Which of the approaches used in today’s ads help determine where you spend your food dollar—the restaurant where the owner employs their children to vouch for the quality of the dining experience, or a simple line drawing of a comfortable-looking setting that promises a break from downtown traffic?
For a contemporary take on these restaurants, we turn to Dining Out in Toronto by Jeremy Brown and Sid Adilman (Toronto, Pagurian Press, 1976). Here is their three-star (out of five) review of Gaston’s:
Gaston Schwalb knows food and promotes it flamboyantly. Inside his cozy Markham Street location, he serves generous portions and a well trained staff. Onion soup is a standout, better here than anywhere else in the city. He has rabbit ragout, delicious and dark, bouillabaisse, frogs’ legs, and excellent pepper steak. Cooking is under the care of experts, but sometimes the restless and fiery Gaston plunges in himself. There is a fixed price till 7:30 p.m., when it takes a sudden jump. If they misfire on a dish, complain bitterly.

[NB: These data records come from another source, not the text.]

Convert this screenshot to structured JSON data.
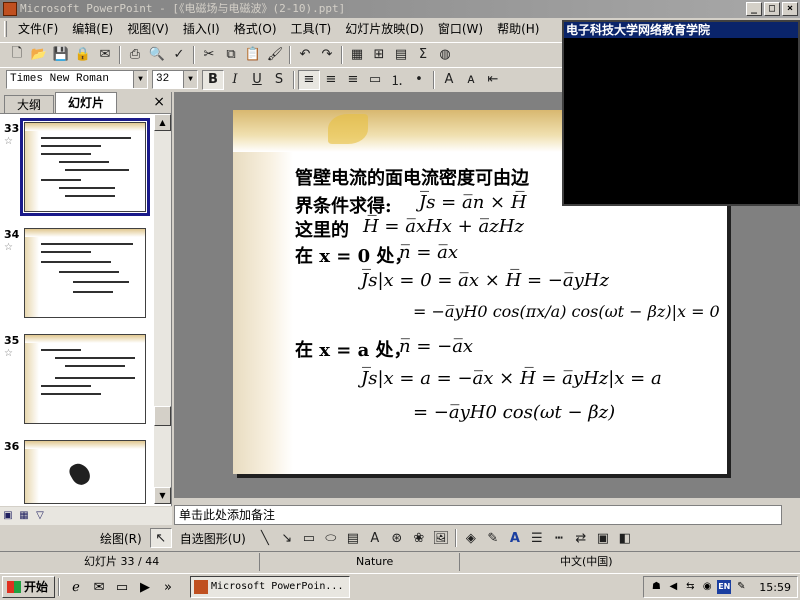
{
  "window": {
    "title": "Microsoft PowerPoint - [《电磁场与电磁波》(2-10).ppt]",
    "controls": [
      "_",
      "□",
      "×"
    ]
  },
  "menu": {
    "items": [
      "文件(F)",
      "编辑(E)",
      "视图(V)",
      "插入(I)",
      "格式(O)",
      "工具(T)",
      "幻灯片放映(D)",
      "窗口(W)",
      "帮助(H)"
    ]
  },
  "format_bar": {
    "font": "Times New Roman",
    "size": "32",
    "bold": "B",
    "italic": "I",
    "underline": "U",
    "shadow": "S"
  },
  "left_pane": {
    "tabs": [
      "大纲",
      "幻灯片"
    ],
    "active_tab": "幻灯片",
    "close": "×",
    "slides": [
      {
        "num": "33",
        "selected": true
      },
      {
        "num": "34",
        "selected": false
      },
      {
        "num": "35",
        "selected": false
      },
      {
        "num": "36",
        "selected": false
      }
    ]
  },
  "slide": {
    "line1": "管壁电流的面电流密度可由边",
    "line2_text": "界条件求得:",
    "line2_eq": "J̅s = a̅n × H̅",
    "line3_text": "这里的",
    "line3_eq": "H̅ = a̅xHx + a̅zHz",
    "line4_text": "在 x = 0 处，",
    "line4_eq": "n̅ = a̅x",
    "line5_eq": "J̅s|x = 0 = a̅x × H̅ = −a̅yHz",
    "line6_eq": "= −a̅yH0 cos(πx/a) cos(ωt − βz)|x = 0",
    "line7_text": "在 x = a 处，",
    "line7_eq": "n̅ = −a̅x",
    "line8_eq": "J̅s|x = a = −a̅x × H̅ = a̅yHz|x = a",
    "line9_eq": "= −a̅yH0 cos(ωt − βz)"
  },
  "notes": {
    "placeholder": "单击此处添加备注"
  },
  "draw_bar": {
    "draw_label": "绘图(R)",
    "autoshape_label": "自选图形(U)"
  },
  "status_bar": {
    "slide_info": "幻灯片 33 / 44",
    "design": "Nature",
    "language": "中文(中国)"
  },
  "taskbar": {
    "start": "开始",
    "task_item": "Microsoft PowerPoin...",
    "time": "15:59",
    "ime": "EN"
  },
  "video_overlay": {
    "title": "电子科技大学网络教育学院"
  }
}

Soon after today’s ad appeared, Gaston’s became the first sidewalk cafe in Ontario to legally serve alcohol—within an hour of receiving its license on May 19, 1971, the first drinks were served. Schwalb later pulled in just over 1,200 votes during a mayoral run in 1985 and was a frequently quoted opponent of the city’s smoking ban in restaurants during the mid-1990s.

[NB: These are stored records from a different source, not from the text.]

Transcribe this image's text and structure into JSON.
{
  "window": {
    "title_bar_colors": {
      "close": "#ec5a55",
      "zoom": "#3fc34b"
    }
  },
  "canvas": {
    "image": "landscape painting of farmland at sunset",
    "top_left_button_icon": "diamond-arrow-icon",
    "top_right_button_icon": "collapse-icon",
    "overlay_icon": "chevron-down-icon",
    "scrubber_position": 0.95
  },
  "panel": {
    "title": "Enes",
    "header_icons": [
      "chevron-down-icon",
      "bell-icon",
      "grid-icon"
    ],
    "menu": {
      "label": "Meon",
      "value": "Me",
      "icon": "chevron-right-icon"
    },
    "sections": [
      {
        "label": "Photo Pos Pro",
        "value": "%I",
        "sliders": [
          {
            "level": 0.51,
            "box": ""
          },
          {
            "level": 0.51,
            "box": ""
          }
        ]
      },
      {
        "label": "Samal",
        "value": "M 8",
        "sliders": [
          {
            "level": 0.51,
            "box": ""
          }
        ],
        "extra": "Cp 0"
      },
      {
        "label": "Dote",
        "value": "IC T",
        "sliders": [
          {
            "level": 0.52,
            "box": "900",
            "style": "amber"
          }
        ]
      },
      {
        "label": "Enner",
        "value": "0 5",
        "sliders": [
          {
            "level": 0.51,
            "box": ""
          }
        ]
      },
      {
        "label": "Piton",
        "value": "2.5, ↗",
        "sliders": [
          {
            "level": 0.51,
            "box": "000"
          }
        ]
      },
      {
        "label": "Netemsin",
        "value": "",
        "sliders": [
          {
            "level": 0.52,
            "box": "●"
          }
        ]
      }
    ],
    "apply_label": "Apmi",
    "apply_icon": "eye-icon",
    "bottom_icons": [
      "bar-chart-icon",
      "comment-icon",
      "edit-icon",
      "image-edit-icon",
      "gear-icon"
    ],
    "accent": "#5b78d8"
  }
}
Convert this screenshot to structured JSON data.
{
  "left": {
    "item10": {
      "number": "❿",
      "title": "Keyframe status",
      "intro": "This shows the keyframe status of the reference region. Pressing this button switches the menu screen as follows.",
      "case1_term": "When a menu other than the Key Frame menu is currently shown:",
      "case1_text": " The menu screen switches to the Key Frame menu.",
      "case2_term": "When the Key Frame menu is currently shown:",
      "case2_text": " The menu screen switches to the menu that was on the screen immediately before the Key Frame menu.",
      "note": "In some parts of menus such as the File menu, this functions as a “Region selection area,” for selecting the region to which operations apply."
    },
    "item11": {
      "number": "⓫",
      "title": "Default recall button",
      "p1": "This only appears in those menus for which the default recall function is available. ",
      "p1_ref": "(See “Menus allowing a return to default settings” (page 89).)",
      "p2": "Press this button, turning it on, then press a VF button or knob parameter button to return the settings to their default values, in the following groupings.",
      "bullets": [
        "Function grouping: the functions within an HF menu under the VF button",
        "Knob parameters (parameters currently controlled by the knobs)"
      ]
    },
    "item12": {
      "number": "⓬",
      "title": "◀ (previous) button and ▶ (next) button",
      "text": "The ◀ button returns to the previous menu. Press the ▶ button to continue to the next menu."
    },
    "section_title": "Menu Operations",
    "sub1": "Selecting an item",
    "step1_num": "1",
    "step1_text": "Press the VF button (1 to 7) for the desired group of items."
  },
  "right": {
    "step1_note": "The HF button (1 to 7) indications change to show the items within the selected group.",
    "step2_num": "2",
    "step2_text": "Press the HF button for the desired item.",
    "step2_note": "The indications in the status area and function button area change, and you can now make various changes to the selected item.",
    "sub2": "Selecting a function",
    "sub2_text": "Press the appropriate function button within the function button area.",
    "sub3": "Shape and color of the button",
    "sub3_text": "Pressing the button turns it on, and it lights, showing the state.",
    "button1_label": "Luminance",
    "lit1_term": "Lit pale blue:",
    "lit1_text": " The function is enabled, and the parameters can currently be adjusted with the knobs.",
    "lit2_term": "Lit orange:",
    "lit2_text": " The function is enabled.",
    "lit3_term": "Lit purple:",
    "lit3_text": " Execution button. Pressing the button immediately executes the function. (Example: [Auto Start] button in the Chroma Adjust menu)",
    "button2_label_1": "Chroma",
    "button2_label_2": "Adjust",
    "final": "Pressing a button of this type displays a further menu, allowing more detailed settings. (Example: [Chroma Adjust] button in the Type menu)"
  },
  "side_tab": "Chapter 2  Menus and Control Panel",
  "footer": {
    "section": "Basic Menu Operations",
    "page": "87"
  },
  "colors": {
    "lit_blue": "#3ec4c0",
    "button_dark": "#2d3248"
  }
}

As for Archibald’s (two stars):
Anne Murray is a regular. When Sam Sniderman (Sam the Record Man) wants to throw a surprise birthday party for his wife Eleanor, the record producer, he throws it at Archibald’s. If you recognize the movers and shakers of the Canadian recording field…you will spot them at Archibald’s. This cozy, Canadian-pine and fusty Victorian portrait-decorated steak house is one of their hangouts. Anne Murray likes it because it is near her house, and she can dine without being pestered for autographs…Nothing is in any way spectacular, but Archibald’s is dependable, warm, and friendly, and its staff is anxious to please. Portions are ample and decently prepared; lighting is a cut above the near darkness plaguing diners at many similar establishments, and a neighbourhood feeling predominates.
Gaston’s now houses Southern Accent (a later incarnation on Baldwin Street, Le Petit Gaston, is now Thai Paradise), while Archibald’s is home to Sado Sushi.
Additional material from the May 20, 1971 edition of the Toronto Star.